Element data from apps and pages:
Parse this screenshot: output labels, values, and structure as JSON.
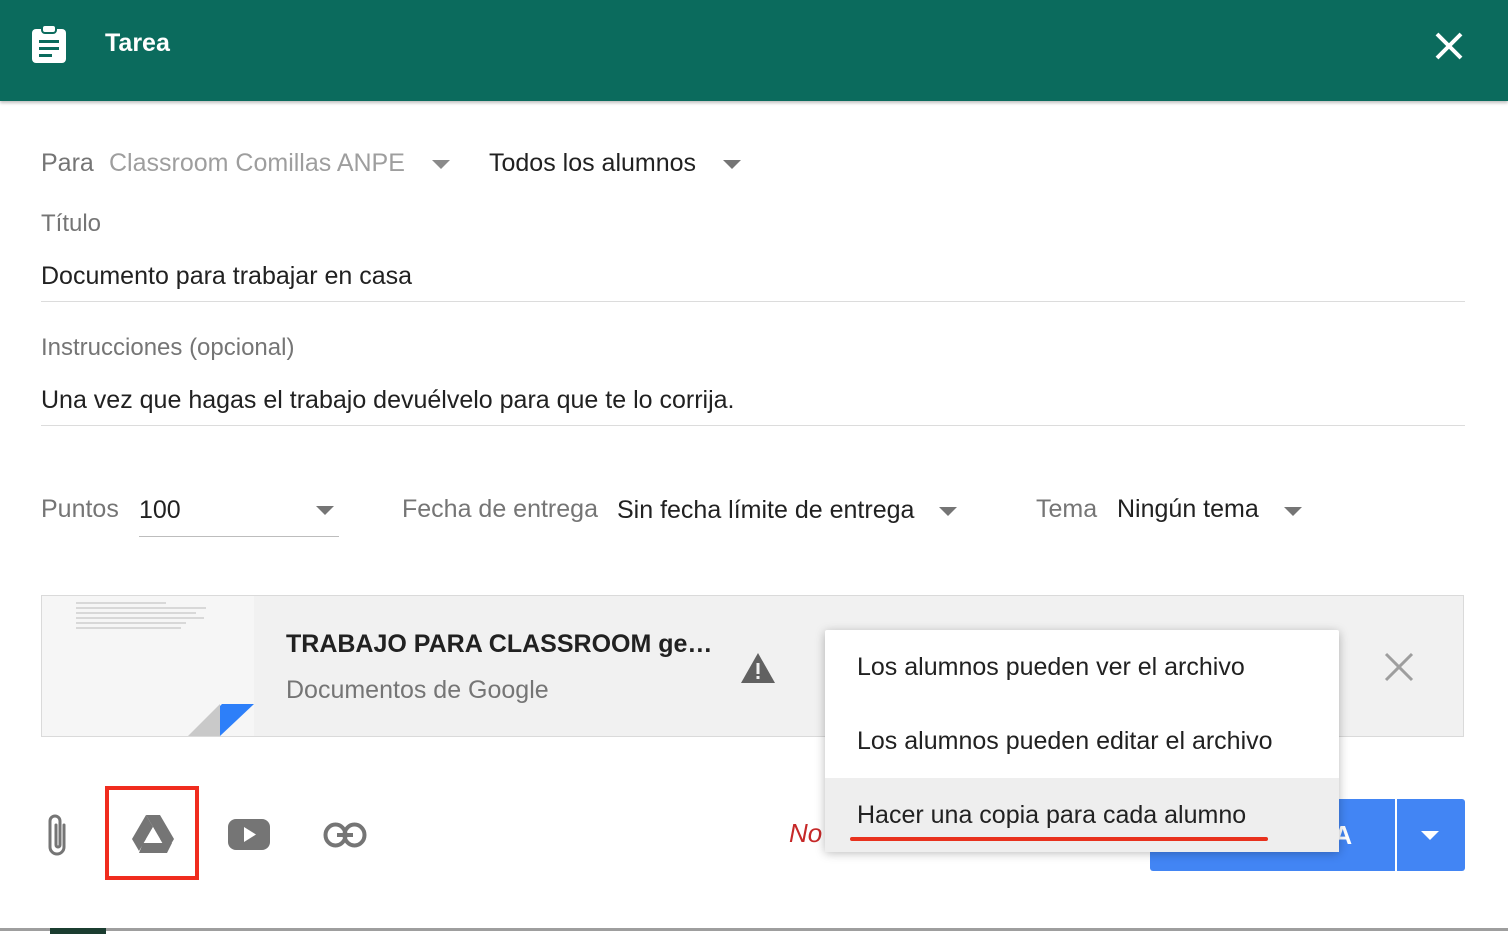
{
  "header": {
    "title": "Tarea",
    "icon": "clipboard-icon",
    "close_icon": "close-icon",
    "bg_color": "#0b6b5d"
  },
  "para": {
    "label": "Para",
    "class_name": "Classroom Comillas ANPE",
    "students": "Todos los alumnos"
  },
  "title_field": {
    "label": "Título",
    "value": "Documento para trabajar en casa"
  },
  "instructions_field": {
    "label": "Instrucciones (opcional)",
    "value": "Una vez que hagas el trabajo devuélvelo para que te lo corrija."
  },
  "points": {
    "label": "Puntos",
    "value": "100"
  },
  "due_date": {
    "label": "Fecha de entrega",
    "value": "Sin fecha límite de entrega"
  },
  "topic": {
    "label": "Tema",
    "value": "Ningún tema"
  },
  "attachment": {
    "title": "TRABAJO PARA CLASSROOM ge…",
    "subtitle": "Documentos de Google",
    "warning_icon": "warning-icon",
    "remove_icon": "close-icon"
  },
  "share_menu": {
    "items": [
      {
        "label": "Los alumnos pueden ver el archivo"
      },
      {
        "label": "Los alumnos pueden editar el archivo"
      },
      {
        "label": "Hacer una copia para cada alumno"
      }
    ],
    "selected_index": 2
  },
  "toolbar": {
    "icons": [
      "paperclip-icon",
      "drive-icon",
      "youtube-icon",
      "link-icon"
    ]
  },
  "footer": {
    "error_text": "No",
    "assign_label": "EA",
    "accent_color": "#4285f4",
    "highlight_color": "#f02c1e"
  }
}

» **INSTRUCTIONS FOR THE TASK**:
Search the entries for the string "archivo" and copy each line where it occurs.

» **SOLUTION BELOW**:
        "label": "Los alumnos pueden ver el archivo"
        "label": "Los alumnos pueden editar el archivo"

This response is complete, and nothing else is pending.